The late winter freeze brought similar misery to Greece’s border with Macedonia, the latest flash-point in Europe’s biggest migration crisis since World War II, which many fear poses a threat to the very core of the European project.
Athens said Tuesday it had requested nearly half a billion euros in emergency funds from the European Union to help shelter 100,000 refugees.
More than 7,000 people have been stuck on the border after Balkan states imposed a daily limit on the number of migrants allowed to enter.
Bleak scenes saw the refugees stranded in mud-soaked fields, freezing after their tents were drenched overnight, and fighting over food distributed from the back of a van.
“We have been waiting for six days,” said Farah, a 32-year-old Syrian, as a van distributing canned food and long-life milk was quickly mobbed and emptied in minutes.
“The food is not enough, everyone is lying to us and we are desperate,” she said.
The grim situation has seen increasing criticism of countries that have set caps on the number of migrants they are willing to let in, as many buckle under the strain of a flood of people fleeing poverty and war in Africa and the Middle East — notably Syria.
The U.N. said over 131,000 migrants had crossed the Mediterranean to reach Europe so far this year, more than the total number for the first five months of 2015.
The EU lashed out at Macedonian police for tear-gassing desperate refugees who tried to force their way across the Macedonian border on Monday, saying it was “not our idea of managing the crisis.
In a bid to ease some of the deep divisions that have emerged over the crisis, EU President Donald Tusk set off Tuesday on a tour that will take him to Vienna and the Balkan states, as well as Turkey, the main departure point for refugees, where he will press for “a more intensive engagement” from the government.
German Chancellor Angela Merkel, whose country registered 1.1 million asylum seekers in 2015, lashed out at the border restrictions springing up in the Balkans, saying they risked plunging debt-ridden Greece into chaos.
Her government said Tuesday that it had agreed to speed up the repatriation of rejected asylum-seekers from North Africa in a bid to ease the political pressure on Germany.

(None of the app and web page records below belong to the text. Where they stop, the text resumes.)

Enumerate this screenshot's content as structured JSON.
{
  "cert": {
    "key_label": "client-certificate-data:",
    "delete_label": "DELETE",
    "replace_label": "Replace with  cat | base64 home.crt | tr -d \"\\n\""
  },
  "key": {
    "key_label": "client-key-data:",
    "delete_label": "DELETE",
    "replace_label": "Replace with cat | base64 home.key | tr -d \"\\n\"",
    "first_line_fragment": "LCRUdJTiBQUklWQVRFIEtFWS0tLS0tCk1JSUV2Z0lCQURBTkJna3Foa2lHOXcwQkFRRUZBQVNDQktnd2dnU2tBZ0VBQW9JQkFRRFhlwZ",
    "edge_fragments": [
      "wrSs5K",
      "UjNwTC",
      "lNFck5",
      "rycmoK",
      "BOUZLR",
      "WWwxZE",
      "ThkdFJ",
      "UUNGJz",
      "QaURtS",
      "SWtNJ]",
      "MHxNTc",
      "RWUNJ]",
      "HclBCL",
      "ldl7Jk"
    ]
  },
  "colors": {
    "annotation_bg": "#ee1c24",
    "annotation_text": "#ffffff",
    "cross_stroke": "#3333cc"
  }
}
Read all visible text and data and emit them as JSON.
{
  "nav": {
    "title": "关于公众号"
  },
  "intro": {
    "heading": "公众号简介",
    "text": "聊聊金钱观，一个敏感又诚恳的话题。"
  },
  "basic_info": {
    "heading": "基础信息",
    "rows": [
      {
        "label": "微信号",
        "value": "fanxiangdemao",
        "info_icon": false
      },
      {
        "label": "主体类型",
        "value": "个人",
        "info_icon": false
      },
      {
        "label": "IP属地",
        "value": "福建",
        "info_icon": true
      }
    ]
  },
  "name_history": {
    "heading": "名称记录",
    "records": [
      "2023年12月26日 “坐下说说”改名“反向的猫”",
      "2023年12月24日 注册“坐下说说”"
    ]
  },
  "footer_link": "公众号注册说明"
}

U.N. rights chief Zeid Ra’ad Al Hussein also denounced the growing border restrictions as “an act of cruelty,” saying desperate refugees were facing a “rising roar of xenophobia” instead of compassion.
Despite the criticism, countries in the firing line were standing firm.
“We cannot take in hundreds of thousands of people. We are not Germany’s waiting room,” Austrian Chancellor Werner Faymann told Heute daily.
“It cannot be that people are just waved through Greece, Macedonia and Croatia and that Austria does the EU’s job of sharing them around.”